There was a little breathing space in my grading schedule this weekend, so have some potpourri…
I went to a couple of Mondoville basketball games over the weekend, as we hosted a four-team tourney. The home team won their first game before falling in the championship matchup. No one will ever mistake these games for the ones I attended at Rupp Arena, or even Worthen Arena, in my grad school years, but I find myself enjoying the more intimate setting as the years go by — and of course, I also like seeing the kids, many of whom I’ve taught over the years. I buy a snack or a drink from the student athletes working the concession stand — they raise funds for their squads that way — and sit at midcourt, just behind press row. It can make for a nice time.
On the other hand, over the years I’ve come to be puzzled by some of our fans. There’s a portion of the crowd at every game that seems to attend for the sole purpose of venting spleen. They’re far more likely to berate even their own players than to encourage them, but their most frequent targets are the referees. Sometimes the zebras do mess up — again, this isn’t the big time. But in my experience, they tend to call the games pretty evenly, overall; they’re imperfect for both sides, if you know what I mean. However, to a sizable section of the crowd, every call (or every non-call) is an opportunity to scold and jeer three people who probably just got to the game after a day of selling insurance or dispatching truckloads of widgets. The grief they give the officials isn’t obscene or profane — at least not that I hear — but it’s constant, and lately I wonder if those fans really take any pleasure in the experience of attending at all.
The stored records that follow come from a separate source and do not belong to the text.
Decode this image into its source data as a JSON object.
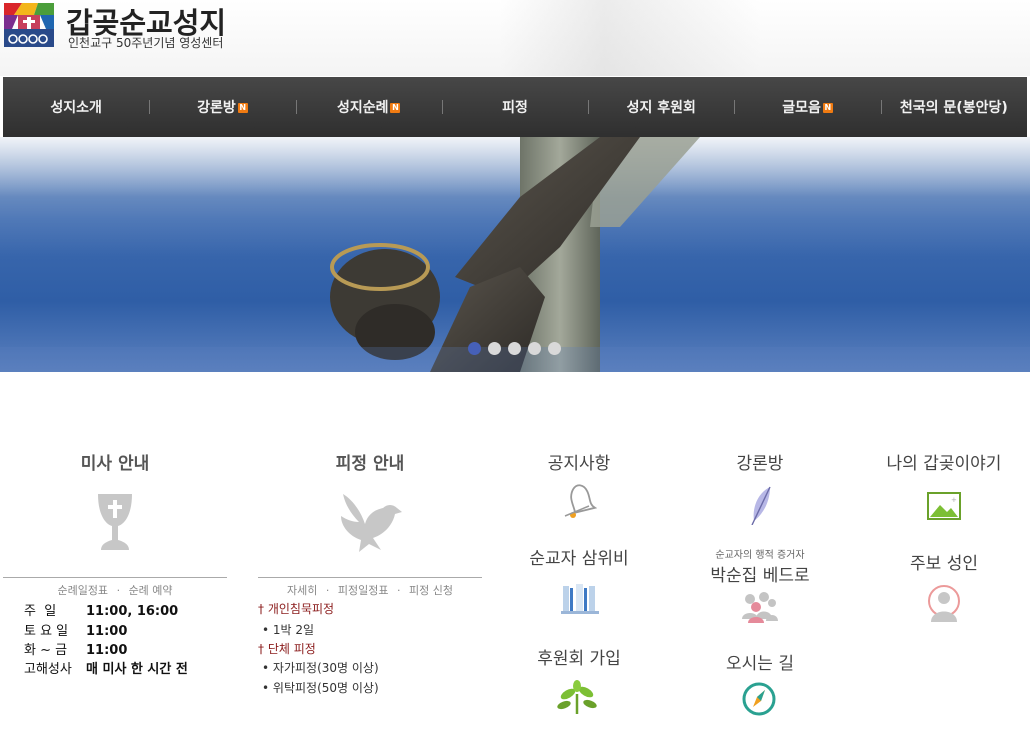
{
  "header": {
    "title": "갑곶순교성지",
    "subtitle": "인천교구 50주년기념 영성센터"
  },
  "nav": {
    "items": [
      {
        "label": "성지소개",
        "new": false
      },
      {
        "label": "강론방",
        "new": true
      },
      {
        "label": "성지순례",
        "new": true
      },
      {
        "label": "피정",
        "new": false
      },
      {
        "label": "성지 후원회",
        "new": false
      },
      {
        "label": "글모음",
        "new": true
      },
      {
        "label": "천국의 문(봉안당)",
        "new": false
      }
    ],
    "new_badge": "N"
  },
  "slider": {
    "dot_count": 5,
    "active_index": 0
  },
  "mass": {
    "title": "미사 안내",
    "links": [
      "순례일정표",
      "순례 예약"
    ],
    "separator": "·",
    "rows": [
      {
        "key": "주  일",
        "value": "11:00, 16:00"
      },
      {
        "key": "토 요 일",
        "value": "11:00"
      },
      {
        "key": "화 ~ 금",
        "value": "11:00"
      },
      {
        "key": "고해성사",
        "value": "매 미사 한 시간 전"
      }
    ]
  },
  "retreat": {
    "title": "피정 안내",
    "links": [
      "자세히",
      "피정일정표",
      "피정 신청"
    ],
    "separator": "·",
    "sections": [
      {
        "head": "개인침묵피정",
        "items": [
          "1박 2일"
        ]
      },
      {
        "head": "단체 피정",
        "items": [
          "자가피정(30명 이상)",
          "위탁피정(50명 이상)"
        ]
      }
    ]
  },
  "quick_links": {
    "notice": "공지사항",
    "homily": "강론방",
    "my_story": "나의 갑곶이야기",
    "martyr_monument": "순교자 삼위비",
    "witness_caption": "순교자의 행적 증거자",
    "witness_name": "박순집 베드로",
    "patron_saint": "주보 성인",
    "support_join": "후원회 가입",
    "directions": "오시는 길"
  },
  "colors": {
    "nav_bg": "#3a3a3a",
    "badge": "#f07b12",
    "retreat_head": "#8b1c1c",
    "active_dot": "#4660b8"
  }
}
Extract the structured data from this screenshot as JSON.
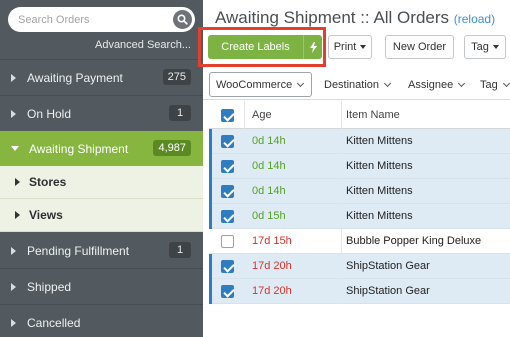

Of course, there’s also the fact that it’s an appalling display of sportsmanship, and there’s something depressing when the student section shows better decorum than the folks who pay to get in.
And from a practical standpoint, I wonder if it’s counterproductive. If an official makes a bad call and the crowd yells at him, it’s one thing. But if it’s just incessant billingsgate, I can’t help but wonder if an official (who is human, after all) might occasionally be tempted to spite the crowd. At the very least, I wouldn’t expect to get many close calls in that environment. That the striped shirts remain as professional as they do speaks to their love of the game and the players.
But I think there are limits. While I can’t speak to how this is done everywhere, it’s my understanding that around here, the better officials are given their choice of games and venues to work. I wouldn’t be surprised if the better ones figure out that there are easier gyms in which to make a few bucks, and venues where they won’t be treated like war criminals when they call (or don’t call) a foul. But since all games must be officiated, this would suggest that the refs who work our games aren’t necessarily the cream of the crop, even at our level. That in turn would mean that we get refs who are more likely to make mistakes, and that makes the more abusive fans feel more justified in their harassment, and the feedback loop becomes obvious.
I’ll still go to the games, of course. As I said, I know many of these kids, and I want them to know that I support what they do even when they’re outside the classroom. But when things get this hostile even at a place like Mondoville, it can be a bit dispiriting.
On a lighter note, after Saturday afternoon’s game, I went downtown to Mondoville’s Ritz Theater, where the local community players mounted a production of John Cariani’s Almost, Maine. It’s a relatively recent work, and although it’s apparently widely performed (including, I’m told, at the college), I hadn’t seen it before. I was particularly looking forward to it as several friends and former students of mine (including two erstwhile Berries) were involved both as actors and directors of the vignettes that make up the play. I was also lucky enough to attend for free, having volunteered to sit in an exit row and direct traffic should an evacuation be necessary. Fortunately for us all, my services weren’t needed, and so I got to enjoy a nifty little play.
The scenes range from cute to poignant, but a layer of absurdism keeps things from ever getting cloying. The performances were uniformly solid, and the scenes and transitions well paced. I don’t know if this is typical for performances of the play, but during blackouts, as props and scenery were moved as much as the minimalist staging required, bits of ’70s love songs played over the house sound system. Selections included “Close to You” and “We’ve Only Just Begun” by the Carpenters, Player’s “Baby Come Back”, and other songs of that ilk. I was slightly disappointed, however, that the version of “Love Hurts” was neither the Everlys’ nor Nazareth’s renditions.
I’ve talked before about how I’m glad to see groups like the Newberry Community Players — people who are in it for the love of the game, as it were, and who share that passion even in the middle of our cynical era. And shows like the one I attended last night remind me once again that the root of the word amateur is love.
This afternoon, I went ahead and booked my rental car and room for my trip to Durham, NC in a couple of weeks, where I’ll be reading as part of a Noir at the Bar event on 7 Dec. If you can make it, I’d love to see you!
Finally, I’ll wrap things up with a bit of music. I was listening to a hard rock stream over the weekend, and ran across this track from a band about which I basically know nothing. But I like what I heard, so I’ll pass it along. From the banks of the Mersey, here’s Enamel Animal, with “Red is for Danger.”
See you soon!